Welcome to our free PHP tutorial. This tutorial is based on Webucator's Introduction to PHP Training course.

Contact Us or call 1-877-932-8228


PHP variables begin with a dollar sign ($) as shown below.


$varName = "Value";

Variable Types

Variable Type Explanation
Integer whole number
Double real number
String string of characters
Boolean true or false
Array list of items
Object instance of a class

Variable Names (Identifiers)

Variable, function and class names are all identifiers and all follow the rules below, with the exception that function names are not case sensitive.

  • consist of letters, digits, underscores and dollar signs
  • cannot begin with a digit
  • are case sensitive

Type Strength

PHP is weakly typed, meaning that variables do not need to be assigned a type (e.g, Integer) at the time they are declared. Rather, the type of a PHP variable is determined by the value the variable holds and the way in which it is used.

Hello Variables!

Here is the "Hello World!" script again, but this time we use a variable.

Code Sample:

	$greeting = 'Hello World!';
<meta charset="UTF-8">
<title><?php echo $greeting; ?></title>
	echo $greeting;

This time the string "Hello World!" is stored in the $greeting variable, which is output in the title and body of the page with an echo command.

Variable Scope

A variable's scope determines the locations from which the variable can be accessed. PHP variables are either superglobal, global, or local.

Variable Scope Explanation
superglobal Superglobal variables are predefined arrays, including $_POST and $_GET. They are accessible from anywhere on the page.
global Global variables are visible throughout the script in which they are declared. However, they are not visible within functions in the script unless they are re-declared within the function as global variables.
function Variables in the function scope are called local variables. Local variables are local to the function in which they are declared.


Again, superglobal variables are predefined arrays, including $_POST and $_GET and are accessible from anywhere on the page. The complete list of superglobals is shown below.

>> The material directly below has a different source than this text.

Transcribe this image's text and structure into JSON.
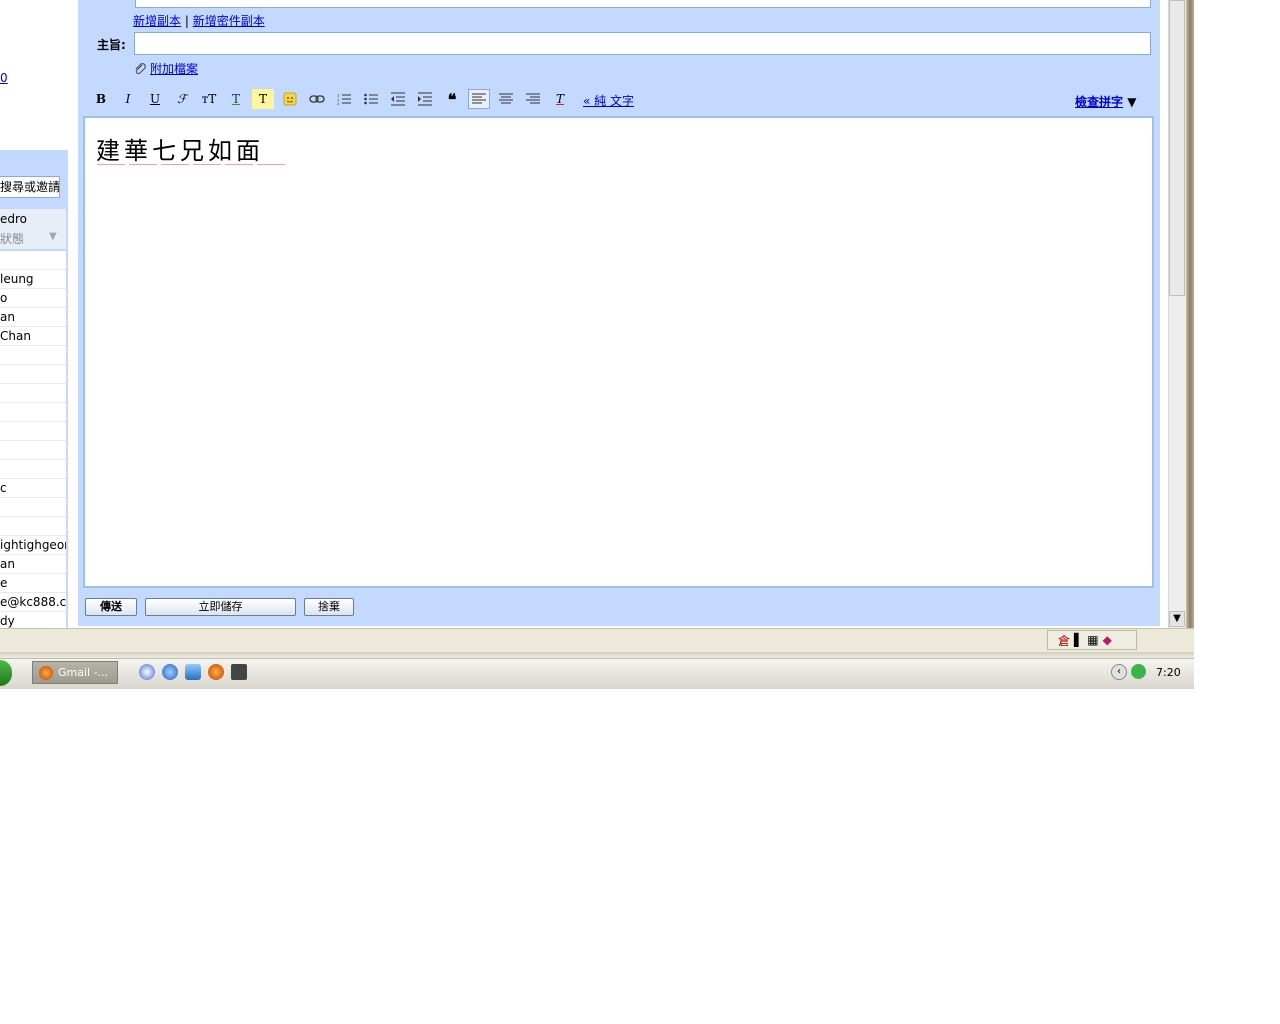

  • $_GET - variables passed into a page on the query string.
  • $_POST - variables passed into a page through a form using the post method.
  • $_SERVER - server environment variables (e.g, $_SERVER['HTTP_REFERER'] returns the URL of the referring page).
  • $_COOKIE - cookie variables.
  • $_FILES - variables containing information about uploaded files.
  • $_ENV - PHP environment variables (e.g, $_ENV['HTTP_HOST'] returns the name of the host server.
    Which environment variables are available depends on the specific server setup and configuration.
  • $_REQUEST - variables passed into a page through forms, the query string and cookies.
  • $_SESSION - session variables.

The elements within superglobal variables can be accessed in three different ways, which the authors of PHP and MySQL Web Development refer to as short style, medium style, and long style.

PHP & MySQL Web Development, Third Edition.

Style Syntax (using $_GET) Notes
Short $varname
  • Convenient, but it makes it difficult to distinguish superglobal variables from other variables in the code.
  • Requires register_globals config setting to be on.
Medium $_GET['varname']
  • Recommended approach.
  • Happy medium between convenience and clarity.
  • Not available before v. 4.1.
Long $HTTP_GET_VARS['varname']
  • Inconvenient to type.
  • Deprecated, but still supported in current versions.
  • Can be disabled via the register_long_arrays directive in the php.ini file.

Many of these superglobals will be covered later in the course.


Constants are like variables except that, once assigned a value, they cannot be changed. Constants are created using the define() function and by convention (but not by rule) are in all uppercase letters. Constants can be accessed from anywhere on the page.



Variable-Testing and Manipulation Functions

For a complete list of variable functions see

PHP provides built-in functions for checking if a variable exists, checking if a variable holds a value, and removing a variable.

To output the results of these functions to a browser, use the var_dump() function (e.g. var_dump(isset($a));).

Function Explanation Example
isset() Checks to see if a variable exists. Returns true or false. isset($a)
unset() Removes a variable from memory. unset($a)
empty() Checks to see if a variable contains a non-empty, non-false value. empty($a)

This tutorial is based on Webucator's Introduction to PHP Training Course. We also offer many other PHP Training courses. Sign up today to get help from a live instructor.